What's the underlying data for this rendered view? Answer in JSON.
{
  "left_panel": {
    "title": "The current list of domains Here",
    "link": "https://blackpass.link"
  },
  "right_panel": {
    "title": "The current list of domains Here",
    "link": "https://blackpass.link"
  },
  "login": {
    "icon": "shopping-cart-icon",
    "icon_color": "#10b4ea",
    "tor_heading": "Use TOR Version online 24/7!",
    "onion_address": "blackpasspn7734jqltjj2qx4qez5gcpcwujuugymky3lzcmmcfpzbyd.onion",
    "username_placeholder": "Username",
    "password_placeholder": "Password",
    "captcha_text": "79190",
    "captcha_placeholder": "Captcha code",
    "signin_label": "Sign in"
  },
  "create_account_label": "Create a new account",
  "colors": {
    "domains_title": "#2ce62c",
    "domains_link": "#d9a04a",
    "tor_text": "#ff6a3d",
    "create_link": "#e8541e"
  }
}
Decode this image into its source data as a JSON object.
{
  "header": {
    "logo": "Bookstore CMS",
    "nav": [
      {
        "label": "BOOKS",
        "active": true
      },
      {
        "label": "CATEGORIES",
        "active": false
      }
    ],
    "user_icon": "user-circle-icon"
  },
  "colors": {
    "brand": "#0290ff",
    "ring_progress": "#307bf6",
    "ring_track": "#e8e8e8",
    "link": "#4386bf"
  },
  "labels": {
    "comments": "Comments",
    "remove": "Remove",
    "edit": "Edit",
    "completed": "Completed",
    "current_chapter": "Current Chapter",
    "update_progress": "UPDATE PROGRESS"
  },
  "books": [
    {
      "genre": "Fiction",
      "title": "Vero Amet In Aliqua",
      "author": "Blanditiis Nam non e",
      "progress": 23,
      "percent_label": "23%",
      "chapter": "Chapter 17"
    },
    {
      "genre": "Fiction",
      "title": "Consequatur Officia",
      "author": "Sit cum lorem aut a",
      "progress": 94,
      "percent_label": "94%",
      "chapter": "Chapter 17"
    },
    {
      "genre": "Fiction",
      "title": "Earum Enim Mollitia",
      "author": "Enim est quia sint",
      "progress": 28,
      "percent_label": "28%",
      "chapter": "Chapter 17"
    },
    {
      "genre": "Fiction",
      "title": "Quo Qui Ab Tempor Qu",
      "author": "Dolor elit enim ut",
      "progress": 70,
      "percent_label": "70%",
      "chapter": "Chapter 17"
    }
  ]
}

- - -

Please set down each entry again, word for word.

▶ **ANSWER SECTION**:
What's the underlying data for this rendered view? Answer in JSON.
{
  "left_panel": {
    "title": "The current list of domains Here",
    "link": "https://blackpass.link"
  },
  "right_panel": {
    "title": "The current list of domains Here",
    "link": "https://blackpass.link"
  },
  "login": {
    "icon": "shopping-cart-icon",
    "icon_color": "#10b4ea",
    "tor_heading": "Use TOR Version online 24/7!",
    "onion_address": "blackpasspn7734jqltjj2qx4qez5gcpcwujuugymky3lzcmmcfpzbyd.onion",
    "username_placeholder": "Username",
    "password_placeholder": "Password",
    "captcha_text": "79190",
    "captcha_placeholder": "Captcha code",
    "signin_label": "Sign in"
  },
  "create_account_label": "Create a new account",
  "colors": {
    "domains_title": "#2ce62c",
    "domains_link": "#d9a04a",
    "tor_text": "#ff6a3d",
    "create_link": "#e8541e"
  }
}
Decode this image into its source data as a JSON object.
{
  "header": {
    "logo": "Bookstore CMS",
    "nav": [
      {
        "label": "BOOKS",
        "active": true
      },
      {
        "label": "CATEGORIES",
        "active": false
      }
    ],
    "user_icon": "user-circle-icon"
  },
  "colors": {
    "brand": "#0290ff",
    "ring_progress": "#307bf6",
    "ring_track": "#e8e8e8",
    "link": "#4386bf"
  },
  "labels": {
    "comments": "Comments",
    "remove": "Remove",
    "edit": "Edit",
    "completed": "Completed",
    "current_chapter": "Current Chapter",
    "update_progress": "UPDATE PROGRESS"
  },
  "books": [
    {
      "genre": "Fiction",
      "title": "Vero Amet In Aliqua",
      "author": "Blanditiis Nam non e",
      "progress": 23,
      "percent_label": "23%",
      "chapter": "Chapter 17"
    },
    {
      "genre": "Fiction",
      "title": "Consequatur Officia",
      "author": "Sit cum lorem aut a",
      "progress": 94,
      "percent_label": "94%",
      "chapter": "Chapter 17"
    },
    {
      "genre": "Fiction",
      "title": "Earum Enim Mollitia",
      "author": "Enim est quia sint",
      "progress": 28,
      "percent_label": "28%",
      "chapter": "Chapter 17"
    },
    {
      "genre": "Fiction",
      "title": "Quo Qui Ab Tempor Qu",
      "author": "Dolor elit enim ut",
      "progress": 70,
      "percent_label": "70%",
      "chapter": "Chapter 17"
    }
  ]
}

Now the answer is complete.